WHAT THE EXERCISE ASKS
Lines with "indent": pull these out of the listing below.

========================================

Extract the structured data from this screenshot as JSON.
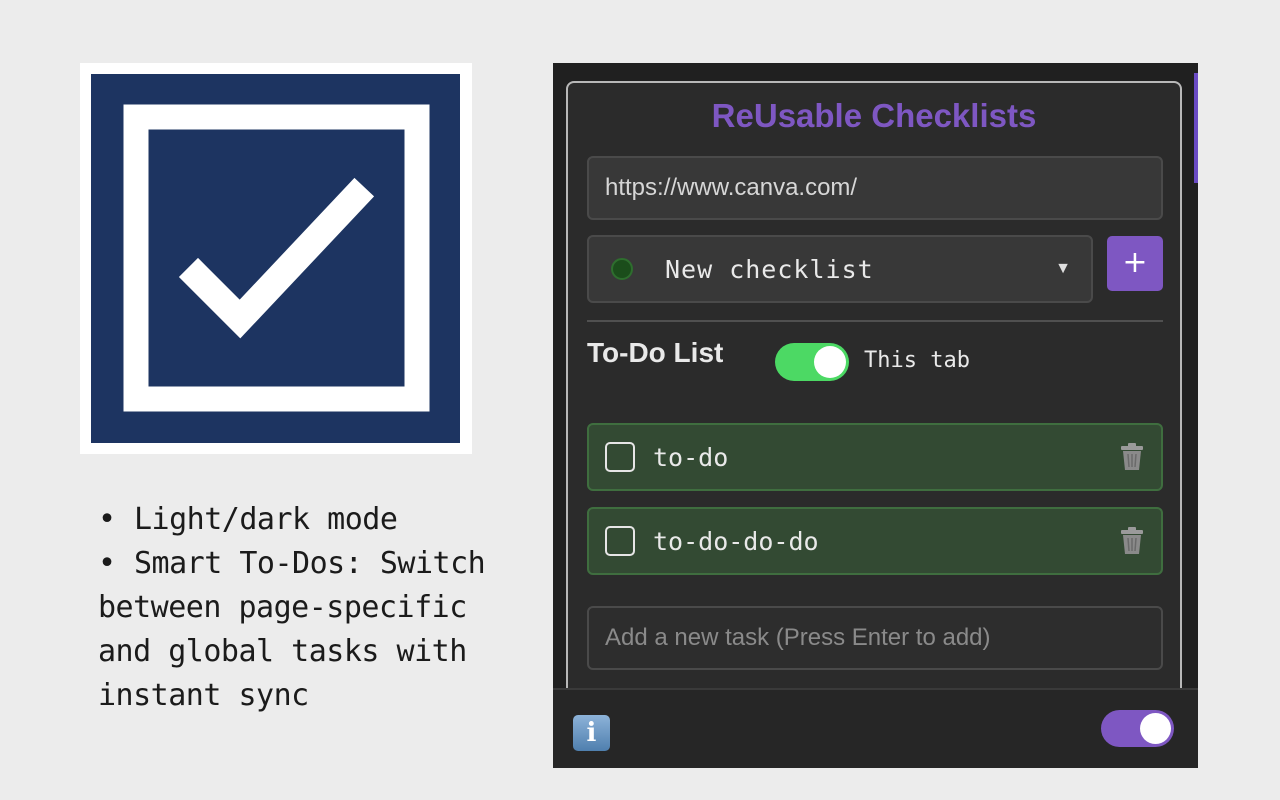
{
  "logo": {
    "icon": "checkbox-check-icon",
    "colors": {
      "background": "#1d3461",
      "stroke": "#ffffff"
    }
  },
  "features": {
    "items": [
      "Light/dark mode",
      "Smart To-Dos: Switch between page-specific and global tasks with instant sync"
    ]
  },
  "popup": {
    "title": "ReUsable Checklists",
    "url": "https://www.canva.com/",
    "checklist_select": {
      "selected": "New checklist",
      "status_color": "#1b4d1b"
    },
    "add_button_label": "+",
    "section_title": "To-Do List",
    "scope_toggle": {
      "label": "This tab",
      "on": true,
      "color": "#4cd964"
    },
    "tasks": [
      {
        "text": "to-do",
        "checked": false
      },
      {
        "text": "to-do-do-do",
        "checked": false
      }
    ],
    "new_task_placeholder": "Add a new task (Press Enter to add)",
    "footer": {
      "info_icon": "info-icon",
      "theme_toggle_on": true,
      "theme_toggle_color": "#7e57c2"
    },
    "colors": {
      "accent": "#7e57c2",
      "panel": "#2b2b2b",
      "task_bg": "#334a33"
    }
  }
}
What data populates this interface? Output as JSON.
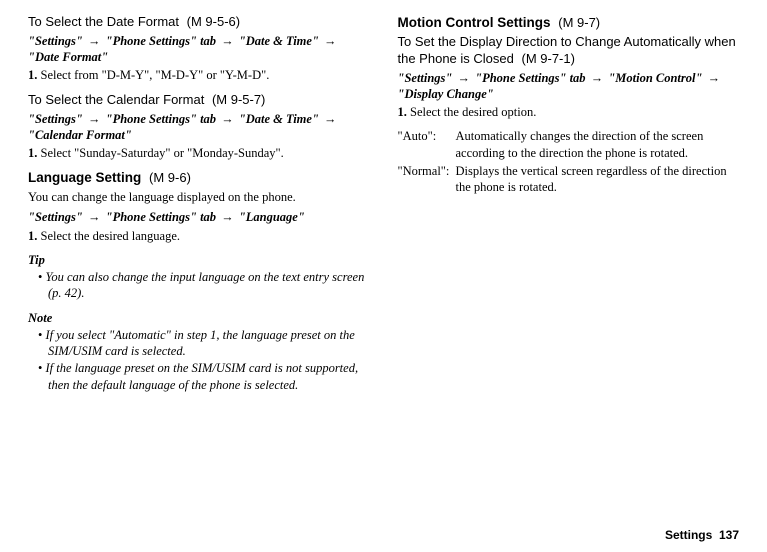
{
  "left": {
    "h1": {
      "title": "To Select the Date Format",
      "code": "(M 9-5-6)"
    },
    "path1": {
      "p1": "\"Settings\"",
      "a1": "→",
      "p2": "\"Phone Settings\" tab",
      "a2": "→",
      "p3": "\"Date & Time\"",
      "a3": "→",
      "p4": "\"Date Format\""
    },
    "step1_num": "1.",
    "step1_text": "Select from \"D-M-Y\", \"M-D-Y\" or \"Y-M-D\".",
    "h2": {
      "title": "To Select the Calendar Format",
      "code": "(M 9-5-7)"
    },
    "path2": {
      "p1": "\"Settings\"",
      "a1": "→",
      "p2": "\"Phone Settings\" tab",
      "a2": "→",
      "p3": "\"Date & Time\"",
      "a3": "→",
      "p4": "\"Calendar Format\""
    },
    "step2_num": "1.",
    "step2_text": "Select \"Sunday-Saturday\" or \"Monday-Sunday\".",
    "h3": {
      "title": "Language Setting",
      "code": "(M 9-6)"
    },
    "lang_body": "You can change the language displayed on the phone.",
    "path3": {
      "p1": "\"Settings\"",
      "a1": "→",
      "p2": "\"Phone Settings\" tab",
      "a2": "→",
      "p3": "\"Language\""
    },
    "step3_num": "1.",
    "step3_text": "Select the desired language.",
    "tip_label": "Tip",
    "tip1": "You can also change the input language on the text entry screen (p. 42).",
    "note_label": "Note",
    "note1": "If you select \"Automatic\" in step 1, the language preset on the SIM/USIM card is selected.",
    "note2": "If the language preset on the SIM/USIM card is not supported, then the default language of the phone is selected."
  },
  "right": {
    "h1": {
      "title": "Motion Control Settings",
      "code": "(M 9-7)"
    },
    "body_line1": "To Set the Display Direction to Change Automatically when the Phone is Closed",
    "body_code": "(M 9-7-1)",
    "path1": {
      "p1": "\"Settings\"",
      "a1": "→",
      "p2": "\"Phone Settings\" tab",
      "a2": "→",
      "p3": "\"Motion Control\"",
      "a3": "→",
      "p4": "\"Display Change\""
    },
    "step1_num": "1.",
    "step1_text": "Select the desired option.",
    "def1_term": "\"Auto\":",
    "def1_desc": "Automatically changes the direction of the screen according to the direction the phone is rotated.",
    "def2_term": "\"Normal\":",
    "def2_desc": "Displays the vertical screen regardless of the direction the phone is rotated."
  },
  "footer": {
    "section": "Settings",
    "page": "137"
  }
}
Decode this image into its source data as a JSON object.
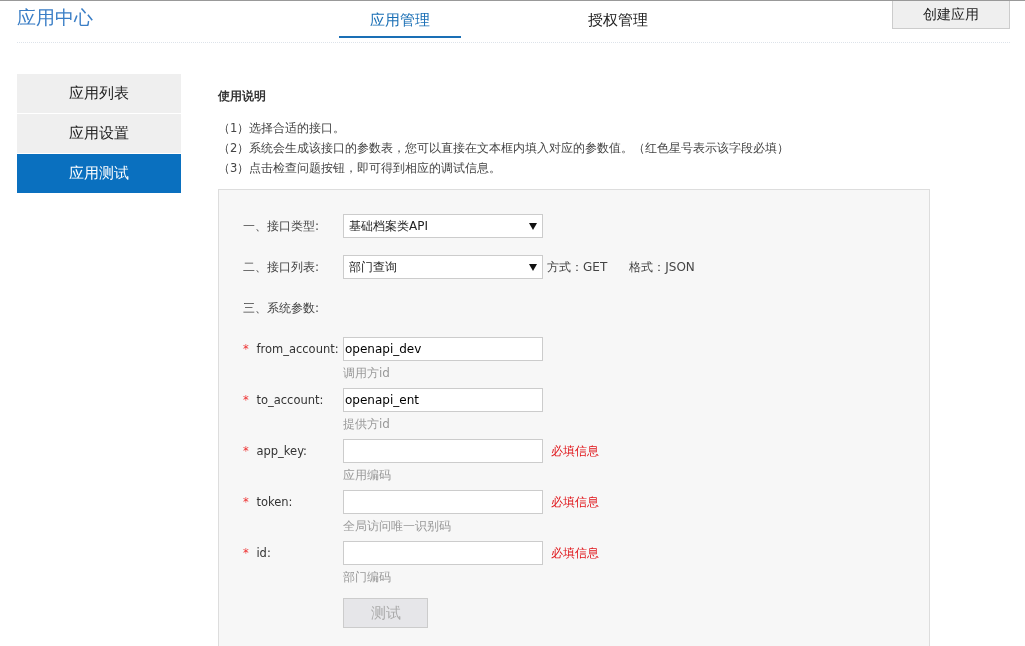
{
  "header": {
    "title": "应用中心",
    "tabs": [
      {
        "label": "应用管理",
        "selected": true
      },
      {
        "label": "授权管理",
        "selected": false
      }
    ],
    "action_button": "创建应用"
  },
  "sidebar": {
    "items": [
      {
        "label": "应用列表",
        "selected": false
      },
      {
        "label": "应用设置",
        "selected": false
      },
      {
        "label": "应用测试",
        "selected": true
      }
    ]
  },
  "instructions": {
    "title": "使用说明",
    "lines": [
      "（1）选择合适的接口。",
      "（2）系统会生成该接口的参数表，您可以直接在文本框内填入对应的参数值。（红色星号表示该字段必填）",
      "（3）点击检查问题按钮，即可得到相应的调试信息。"
    ]
  },
  "form": {
    "api_type": {
      "label": "一、接口类型:",
      "value": "基础档案类API"
    },
    "api_list": {
      "label": "二、接口列表:",
      "value": "部门查询",
      "method": "方式：GET",
      "format": "格式：JSON"
    },
    "params_heading": "三、系统参数:",
    "params": [
      {
        "required_mark": "*",
        "name": "from_account:",
        "value": "openapi_dev",
        "hint": "调用方id"
      },
      {
        "required_mark": "*",
        "name": "to_account:",
        "value": "openapi_ent",
        "hint": "提供方id"
      },
      {
        "required_mark": "*",
        "name": "app_key:",
        "hint": "应用编码",
        "error": "必填信息"
      },
      {
        "required_mark": "*",
        "name": "token:",
        "hint": "全局访问唯一识别码",
        "error": "必填信息"
      },
      {
        "required_mark": "*",
        "name": "id:",
        "hint": "部门编码",
        "error": "必填信息"
      }
    ],
    "test_button": {
      "label": "测试",
      "disabled": true
    }
  }
}
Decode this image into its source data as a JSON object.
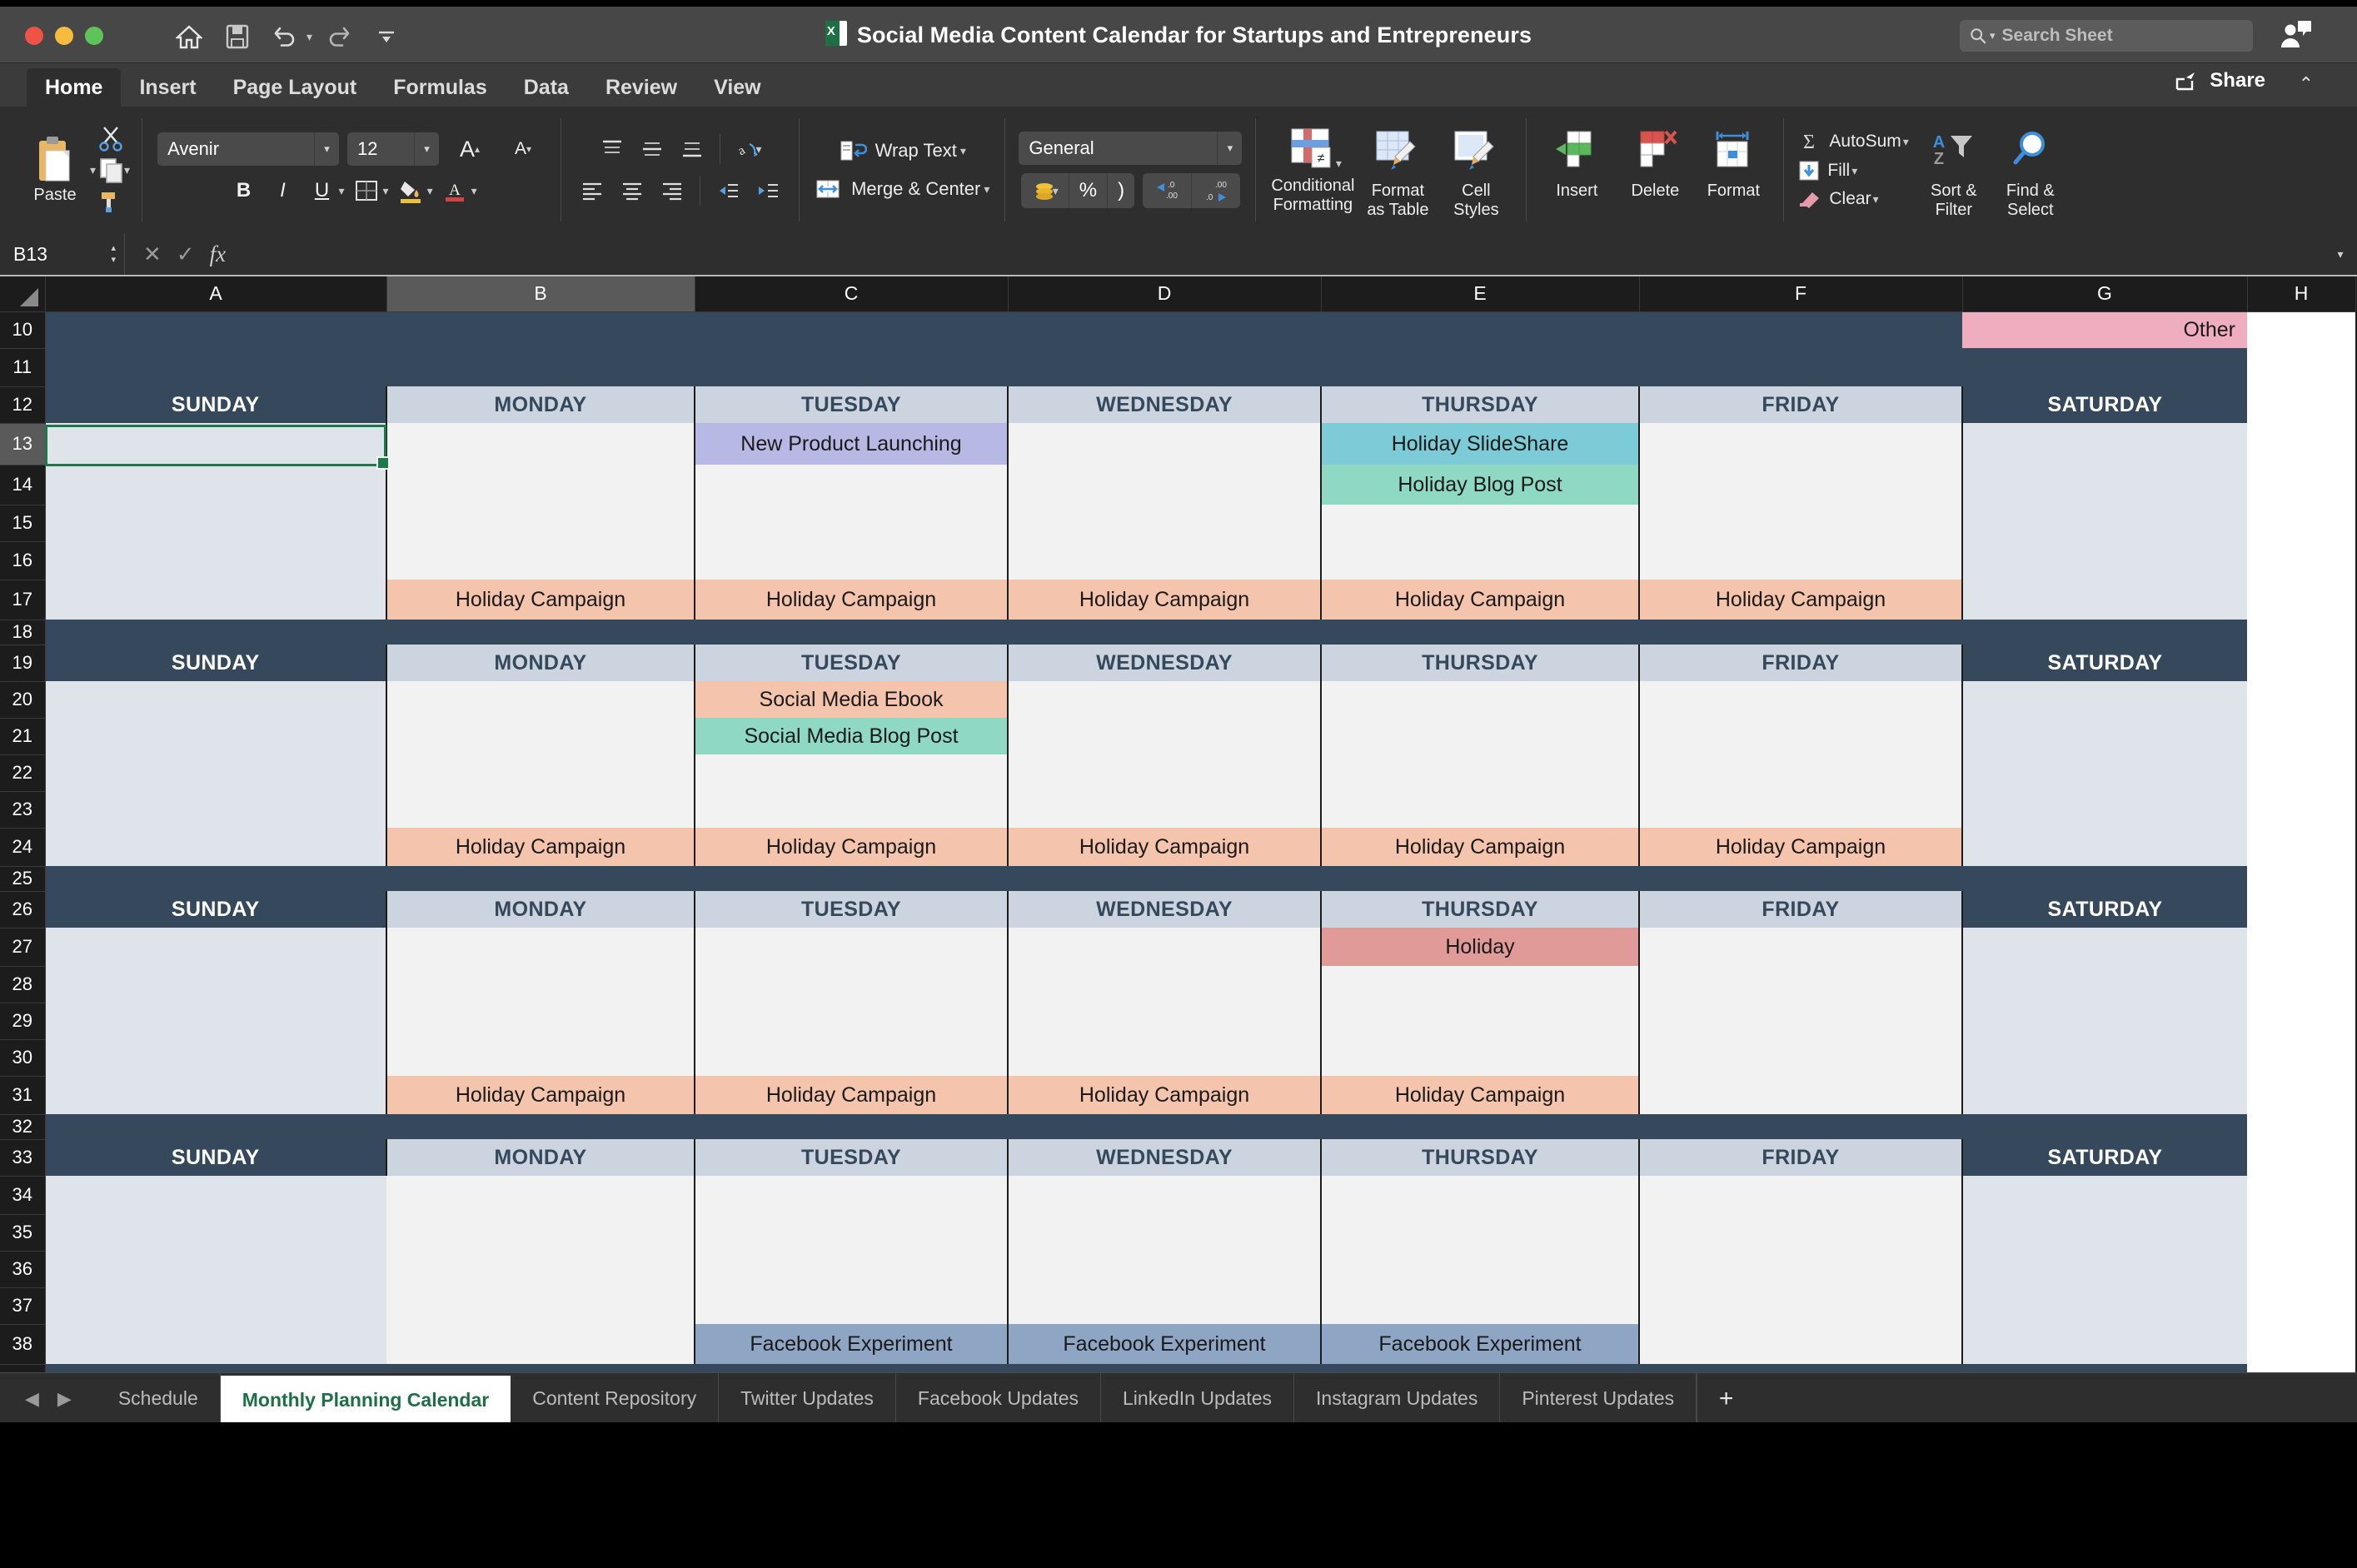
{
  "window": {
    "title": "Social Media Content Calendar for Startups and Entrepreneurs",
    "app_icon": "excel-icon"
  },
  "search": {
    "placeholder": "Search Sheet"
  },
  "share": {
    "label": "Share"
  },
  "ribbon_tabs": [
    {
      "label": "Home",
      "active": true
    },
    {
      "label": "Insert",
      "active": false
    },
    {
      "label": "Page Layout",
      "active": false
    },
    {
      "label": "Formulas",
      "active": false
    },
    {
      "label": "Data",
      "active": false
    },
    {
      "label": "Review",
      "active": false
    },
    {
      "label": "View",
      "active": false
    }
  ],
  "ribbon": {
    "clipboard": {
      "paste_label": "Paste",
      "cut_icon": "scissors-icon",
      "copy_icon": "copy-icon",
      "format_painter_icon": "paintbrush-icon"
    },
    "font": {
      "family": "Avenir",
      "size": "12",
      "grow_label": "A",
      "shrink_label": "A",
      "bold": "B",
      "italic": "I",
      "underline": "U",
      "borders_icon": "borders-icon",
      "fill_icon": "fill-color-icon",
      "font_color_icon": "font-color-icon"
    },
    "alignment": {
      "wrap_text": "Wrap Text",
      "merge_center": "Merge & Center",
      "align_left_icon": "align-left-icon",
      "align_center_icon": "align-center-icon",
      "align_right_icon": "align-right-icon",
      "orientation_icon": "text-orientation-icon",
      "indent_decrease_icon": "decrease-indent-icon",
      "indent_increase_icon": "increase-indent-icon"
    },
    "number": {
      "format": "General",
      "currency_icon": "currency-icon",
      "percent": "%",
      "comma": ")",
      "decrease_decimal": ".00",
      "increase_decimal": ".0"
    },
    "styles": [
      {
        "label": "Conditional\nFormatting",
        "line1": "Conditional",
        "line2": "Formatting",
        "icon": "conditional-formatting-icon"
      },
      {
        "label": "Format as Table",
        "line1": "Format",
        "line2": "as Table",
        "icon": "format-as-table-icon"
      },
      {
        "label": "Cell Styles",
        "line1": "Cell",
        "line2": "Styles",
        "icon": "cell-styles-icon"
      }
    ],
    "cells": [
      {
        "line1": "Insert",
        "line2": "",
        "icon": "insert-cells-icon"
      },
      {
        "line1": "Delete",
        "line2": "",
        "icon": "delete-cells-icon"
      },
      {
        "line1": "Format",
        "line2": "",
        "icon": "format-cells-icon"
      }
    ],
    "editing": {
      "autosum": "AutoSum",
      "fill": "Fill",
      "clear": "Clear",
      "sort_filter_l1": "Sort &",
      "sort_filter_l2": "Filter",
      "find_select_l1": "Find &",
      "find_select_l2": "Select"
    }
  },
  "formula_bar": {
    "name_box": "B13",
    "formula": "",
    "cancel_icon": "cancel-icon",
    "accept_icon": "accept-icon",
    "function_icon": "fx-icon"
  },
  "grid": {
    "columns": [
      "A",
      "B",
      "C",
      "D",
      "E",
      "F",
      "G",
      "H"
    ],
    "selected_column": "B",
    "selected_row": 13,
    "rows": [
      10,
      11,
      12,
      13,
      14,
      15,
      16,
      17,
      18,
      19,
      20,
      21,
      22,
      23,
      24,
      25,
      26,
      27,
      28,
      29,
      30,
      31,
      32,
      33,
      34,
      35,
      36,
      37,
      38
    ],
    "weekday_headers": [
      "SUNDAY",
      "MONDAY",
      "TUESDAY",
      "WEDNESDAY",
      "THURSDAY",
      "FRIDAY",
      "SATURDAY"
    ],
    "legend_other": "Other",
    "events": {
      "new_product_launching": "New Product Launching",
      "holiday_slideshare": "Holiday SlideShare",
      "holiday_blog_post": "Holiday Blog Post",
      "holiday_campaign": "Holiday Campaign",
      "social_media_ebook": "Social Media Ebook",
      "social_media_blog_post": "Social Media Blog Post",
      "holiday": "Holiday",
      "facebook_experiment": "Facebook Experiment"
    },
    "colors": {
      "header_dark": "#36495c",
      "header_light": "#ccd4e0",
      "body": "#f2f2f2",
      "body_alt": "#dfe3ea",
      "peach": "#f5c4ac",
      "salmon": "#efa89a",
      "rose": "#e09a98",
      "mint": "#8fd9c4",
      "teal": "#7ccbd6",
      "lavender": "#b7b9e4",
      "steel": "#8fa5c4",
      "pink": "#efaec0",
      "selection": "#1c7a4a"
    }
  },
  "sheet_tabs": [
    {
      "label": "Schedule",
      "active": false
    },
    {
      "label": "Monthly Planning Calendar",
      "active": true
    },
    {
      "label": "Content Repository",
      "active": false
    },
    {
      "label": "Twitter Updates",
      "active": false
    },
    {
      "label": "Facebook Updates",
      "active": false
    },
    {
      "label": "LinkedIn Updates",
      "active": false
    },
    {
      "label": "Instagram Updates",
      "active": false
    },
    {
      "label": "Pinterest Updates",
      "active": false
    }
  ],
  "add_sheet": "+"
}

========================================

PROBLEM SOLUTION
      "indent_decrease_icon": "decrease-indent-icon",
      "indent_increase_icon": "increase-indent-icon"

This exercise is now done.